** Opening DATA FOR PROCESSING block **
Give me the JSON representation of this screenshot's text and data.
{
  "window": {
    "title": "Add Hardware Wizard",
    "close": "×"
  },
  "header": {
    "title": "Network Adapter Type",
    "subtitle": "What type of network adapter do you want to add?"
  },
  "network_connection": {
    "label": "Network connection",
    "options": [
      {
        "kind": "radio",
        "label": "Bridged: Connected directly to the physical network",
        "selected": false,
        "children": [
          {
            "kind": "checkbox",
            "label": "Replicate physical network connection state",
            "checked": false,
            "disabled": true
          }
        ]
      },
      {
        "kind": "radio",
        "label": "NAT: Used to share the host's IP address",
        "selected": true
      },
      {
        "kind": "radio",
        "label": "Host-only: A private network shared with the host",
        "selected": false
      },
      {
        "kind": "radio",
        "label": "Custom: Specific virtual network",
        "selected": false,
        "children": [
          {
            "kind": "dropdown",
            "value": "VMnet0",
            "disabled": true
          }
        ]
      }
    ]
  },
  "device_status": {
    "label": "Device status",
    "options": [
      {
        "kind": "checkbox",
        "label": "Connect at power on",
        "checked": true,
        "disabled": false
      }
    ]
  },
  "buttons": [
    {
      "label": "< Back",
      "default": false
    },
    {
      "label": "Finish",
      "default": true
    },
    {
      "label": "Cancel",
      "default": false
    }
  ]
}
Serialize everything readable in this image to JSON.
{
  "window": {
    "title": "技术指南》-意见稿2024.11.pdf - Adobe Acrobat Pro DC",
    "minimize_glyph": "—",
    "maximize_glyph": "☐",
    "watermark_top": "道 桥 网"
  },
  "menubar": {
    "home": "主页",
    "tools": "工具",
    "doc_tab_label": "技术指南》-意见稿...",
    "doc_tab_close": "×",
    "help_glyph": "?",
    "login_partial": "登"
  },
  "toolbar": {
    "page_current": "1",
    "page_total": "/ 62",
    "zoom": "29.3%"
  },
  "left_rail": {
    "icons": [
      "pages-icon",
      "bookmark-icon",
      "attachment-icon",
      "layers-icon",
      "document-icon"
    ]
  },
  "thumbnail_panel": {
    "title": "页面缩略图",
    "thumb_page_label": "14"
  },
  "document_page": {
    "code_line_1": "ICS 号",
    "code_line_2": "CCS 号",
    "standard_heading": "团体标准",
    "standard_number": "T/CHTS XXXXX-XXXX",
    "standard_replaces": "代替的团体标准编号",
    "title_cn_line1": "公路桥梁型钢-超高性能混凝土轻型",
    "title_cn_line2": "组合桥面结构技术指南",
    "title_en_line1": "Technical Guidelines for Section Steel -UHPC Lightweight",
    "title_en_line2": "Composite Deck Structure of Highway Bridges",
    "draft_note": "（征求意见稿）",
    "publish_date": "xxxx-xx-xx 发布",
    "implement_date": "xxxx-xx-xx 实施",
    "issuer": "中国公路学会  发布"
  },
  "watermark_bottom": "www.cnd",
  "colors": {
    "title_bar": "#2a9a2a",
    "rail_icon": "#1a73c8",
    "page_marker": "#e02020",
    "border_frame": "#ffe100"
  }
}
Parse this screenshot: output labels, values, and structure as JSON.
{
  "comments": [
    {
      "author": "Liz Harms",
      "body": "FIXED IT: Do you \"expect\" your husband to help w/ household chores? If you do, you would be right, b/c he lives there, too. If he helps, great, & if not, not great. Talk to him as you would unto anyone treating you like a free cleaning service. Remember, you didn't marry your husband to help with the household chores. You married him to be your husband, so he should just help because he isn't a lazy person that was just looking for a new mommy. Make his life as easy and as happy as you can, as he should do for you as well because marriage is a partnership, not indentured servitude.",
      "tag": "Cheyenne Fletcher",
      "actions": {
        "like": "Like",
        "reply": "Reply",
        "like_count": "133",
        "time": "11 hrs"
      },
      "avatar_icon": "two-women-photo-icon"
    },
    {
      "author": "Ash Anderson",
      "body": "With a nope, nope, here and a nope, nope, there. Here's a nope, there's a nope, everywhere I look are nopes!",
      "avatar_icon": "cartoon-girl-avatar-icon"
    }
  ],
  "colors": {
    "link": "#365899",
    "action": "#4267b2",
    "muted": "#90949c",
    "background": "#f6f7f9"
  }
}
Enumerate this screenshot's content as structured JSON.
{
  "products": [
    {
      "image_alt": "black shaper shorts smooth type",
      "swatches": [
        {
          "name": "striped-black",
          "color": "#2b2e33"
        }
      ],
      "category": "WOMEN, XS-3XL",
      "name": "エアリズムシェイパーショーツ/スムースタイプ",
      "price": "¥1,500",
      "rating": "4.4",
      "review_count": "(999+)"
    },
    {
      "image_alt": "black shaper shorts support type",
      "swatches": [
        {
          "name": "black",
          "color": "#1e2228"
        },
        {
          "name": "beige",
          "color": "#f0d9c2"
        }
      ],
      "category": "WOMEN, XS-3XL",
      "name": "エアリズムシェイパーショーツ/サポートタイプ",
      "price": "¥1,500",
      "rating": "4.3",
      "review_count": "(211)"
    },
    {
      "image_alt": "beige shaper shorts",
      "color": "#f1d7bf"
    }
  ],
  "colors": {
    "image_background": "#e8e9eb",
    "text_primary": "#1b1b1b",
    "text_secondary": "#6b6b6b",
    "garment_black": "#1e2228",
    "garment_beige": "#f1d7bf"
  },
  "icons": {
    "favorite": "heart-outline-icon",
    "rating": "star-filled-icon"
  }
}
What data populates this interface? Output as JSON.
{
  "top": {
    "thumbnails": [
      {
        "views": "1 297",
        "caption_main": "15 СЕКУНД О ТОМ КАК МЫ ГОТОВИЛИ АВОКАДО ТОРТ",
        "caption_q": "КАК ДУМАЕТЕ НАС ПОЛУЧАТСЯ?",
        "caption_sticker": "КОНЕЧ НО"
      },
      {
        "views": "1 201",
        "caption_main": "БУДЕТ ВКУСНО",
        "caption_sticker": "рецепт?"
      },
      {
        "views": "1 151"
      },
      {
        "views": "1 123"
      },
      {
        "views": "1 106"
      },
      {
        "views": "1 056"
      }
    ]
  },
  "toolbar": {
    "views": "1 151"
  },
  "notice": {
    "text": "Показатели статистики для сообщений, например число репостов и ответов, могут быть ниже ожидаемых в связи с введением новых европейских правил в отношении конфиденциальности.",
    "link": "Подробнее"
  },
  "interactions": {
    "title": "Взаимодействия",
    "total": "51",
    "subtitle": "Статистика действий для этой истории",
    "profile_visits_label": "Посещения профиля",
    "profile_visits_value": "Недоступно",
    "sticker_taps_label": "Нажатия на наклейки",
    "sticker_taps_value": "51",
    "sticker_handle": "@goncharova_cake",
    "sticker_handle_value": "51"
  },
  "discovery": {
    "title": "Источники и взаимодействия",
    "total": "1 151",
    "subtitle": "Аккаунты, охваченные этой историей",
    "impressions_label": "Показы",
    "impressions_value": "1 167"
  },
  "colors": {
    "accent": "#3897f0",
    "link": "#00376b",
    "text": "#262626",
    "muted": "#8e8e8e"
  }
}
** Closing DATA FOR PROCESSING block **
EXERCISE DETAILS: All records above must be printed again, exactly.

RESULT OF THIS TASK:
Give me the JSON representation of this screenshot's text and data.
{
  "window": {
    "title": "Add Hardware Wizard",
    "close": "×"
  },
  "header": {
    "title": "Network Adapter Type",
    "subtitle": "What type of network adapter do you want to add?"
  },
  "network_connection": {
    "label": "Network connection",
    "options": [
      {
        "kind": "radio",
        "label": "Bridged: Connected directly to the physical network",
        "selected": false,
        "children": [
          {
            "kind": "checkbox",
            "label": "Replicate physical network connection state",
            "checked": false,
            "disabled": true
          }
        ]
      },
      {
        "kind": "radio",
        "label": "NAT: Used to share the host's IP address",
        "selected": true
      },
      {
        "kind": "radio",
        "label": "Host-only: A private network shared with the host",
        "selected": false
      },
      {
        "kind": "radio",
        "label": "Custom: Specific virtual network",
        "selected": false,
        "children": [
          {
            "kind": "dropdown",
            "value": "VMnet0",
            "disabled": true
          }
        ]
      }
    ]
  },
  "device_status": {
    "label": "Device status",
    "options": [
      {
        "kind": "checkbox",
        "label": "Connect at power on",
        "checked": true,
        "disabled": false
      }
    ]
  },
  "buttons": [
    {
      "label": "< Back",
      "default": false
    },
    {
      "label": "Finish",
      "default": true
    },
    {
      "label": "Cancel",
      "default": false
    }
  ]
}
Serialize everything readable in this image to JSON.
{
  "window": {
    "title": "技术指南》-意见稿2024.11.pdf - Adobe Acrobat Pro DC",
    "minimize_glyph": "—",
    "maximize_glyph": "☐",
    "watermark_top": "道 桥 网"
  },
  "menubar": {
    "home": "主页",
    "tools": "工具",
    "doc_tab_label": "技术指南》-意见稿...",
    "doc_tab_close": "×",
    "help_glyph": "?",
    "login_partial": "登"
  },
  "toolbar": {
    "page_current": "1",
    "page_total": "/ 62",
    "zoom": "29.3%"
  },
  "left_rail": {
    "icons": [
      "pages-icon",
      "bookmark-icon",
      "attachment-icon",
      "layers-icon",
      "document-icon"
    ]
  },
  "thumbnail_panel": {
    "title": "页面缩略图",
    "thumb_page_label": "14"
  },
  "document_page": {
    "code_line_1": "ICS 号",
    "code_line_2": "CCS 号",
    "standard_heading": "团体标准",
    "standard_number": "T/CHTS XXXXX-XXXX",
    "standard_replaces": "代替的团体标准编号",
    "title_cn_line1": "公路桥梁型钢-超高性能混凝土轻型",
    "title_cn_line2": "组合桥面结构技术指南",
    "title_en_line1": "Technical Guidelines for Section Steel -UHPC Lightweight",
    "title_en_line2": "Composite Deck Structure of Highway Bridges",
    "draft_note": "（征求意见稿）",
    "publish_date": "xxxx-xx-xx 发布",
    "implement_date": "xxxx-xx-xx 实施",
    "issuer": "中国公路学会  发布"
  },
  "watermark_bottom": "www.cnd",
  "colors": {
    "title_bar": "#2a9a2a",
    "rail_icon": "#1a73c8",
    "page_marker": "#e02020",
    "border_frame": "#ffe100"
  }
}
Parse this screenshot: output labels, values, and structure as JSON.
{
  "comments": [
    {
      "author": "Liz Harms",
      "body": "FIXED IT: Do you \"expect\" your husband to help w/ household chores? If you do, you would be right, b/c he lives there, too. If he helps, great, & if not, not great. Talk to him as you would unto anyone treating you like a free cleaning service. Remember, you didn't marry your husband to help with the household chores. You married him to be your husband, so he should just help because he isn't a lazy person that was just looking for a new mommy. Make his life as easy and as happy as you can, as he should do for you as well because marriage is a partnership, not indentured servitude.",
      "tag": "Cheyenne Fletcher",
      "actions": {
        "like": "Like",
        "reply": "Reply",
        "like_count": "133",
        "time": "11 hrs"
      },
      "avatar_icon": "two-women-photo-icon"
    },
    {
      "author": "Ash Anderson",
      "body": "With a nope, nope, here and a nope, nope, there. Here's a nope, there's a nope, everywhere I look are nopes!",
      "avatar_icon": "cartoon-girl-avatar-icon"
    }
  ],
  "colors": {
    "link": "#365899",
    "action": "#4267b2",
    "muted": "#90949c",
    "background": "#f6f7f9"
  }
}
Enumerate this screenshot's content as structured JSON.
{
  "products": [
    {
      "image_alt": "black shaper shorts smooth type",
      "swatches": [
        {
          "name": "striped-black",
          "color": "#2b2e33"
        }
      ],
      "category": "WOMEN, XS-3XL",
      "name": "エアリズムシェイパーショーツ/スムースタイプ",
      "price": "¥1,500",
      "rating": "4.4",
      "review_count": "(999+)"
    },
    {
      "image_alt": "black shaper shorts support type",
      "swatches": [
        {
          "name": "black",
          "color": "#1e2228"
        },
        {
          "name": "beige",
          "color": "#f0d9c2"
        }
      ],
      "category": "WOMEN, XS-3XL",
      "name": "エアリズムシェイパーショーツ/サポートタイプ",
      "price": "¥1,500",
      "rating": "4.3",
      "review_count": "(211)"
    },
    {
      "image_alt": "beige shaper shorts",
      "color": "#f1d7bf"
    }
  ],
  "colors": {
    "image_background": "#e8e9eb",
    "text_primary": "#1b1b1b",
    "text_secondary": "#6b6b6b",
    "garment_black": "#1e2228",
    "garment_beige": "#f1d7bf"
  },
  "icons": {
    "favorite": "heart-outline-icon",
    "rating": "star-filled-icon"
  }
}
What data populates this interface? Output as JSON.
{
  "top": {
    "thumbnails": [
      {
        "views": "1 297",
        "caption_main": "15 СЕКУНД О ТОМ КАК МЫ ГОТОВИЛИ АВОКАДО ТОРТ",
        "caption_q": "КАК ДУМАЕТЕ НАС ПОЛУЧАТСЯ?",
        "caption_sticker": "КОНЕЧ НО"
      },
      {
        "views": "1 201",
        "caption_main": "БУДЕТ ВКУСНО",
        "caption_sticker": "рецепт?"
      },
      {
        "views": "1 151"
      },
      {
        "views": "1 123"
      },
      {
        "views": "1 106"
      },
      {
        "views": "1 056"
      }
    ]
  },
  "toolbar": {
    "views": "1 151"
  },
  "notice": {
    "text": "Показатели статистики для сообщений, например число репостов и ответов, могут быть ниже ожидаемых в связи с введением новых европейских правил в отношении конфиденциальности.",
    "link": "Подробнее"
  },
  "interactions": {
    "title": "Взаимодействия",
    "total": "51",
    "subtitle": "Статистика действий для этой истории",
    "profile_visits_label": "Посещения профиля",
    "profile_visits_value": "Недоступно",
    "sticker_taps_label": "Нажатия на наклейки",
    "sticker_taps_value": "51",
    "sticker_handle": "@goncharova_cake",
    "sticker_handle_value": "51"
  },
  "discovery": {
    "title": "Источники и взаимодействия",
    "total": "1 151",
    "subtitle": "Аккаунты, охваченные этой историей",
    "impressions_label": "Показы",
    "impressions_value": "1 167"
  },
  "colors": {
    "accent": "#3897f0",
    "link": "#00376b",
    "text": "#262626",
    "muted": "#8e8e8e"
  }
}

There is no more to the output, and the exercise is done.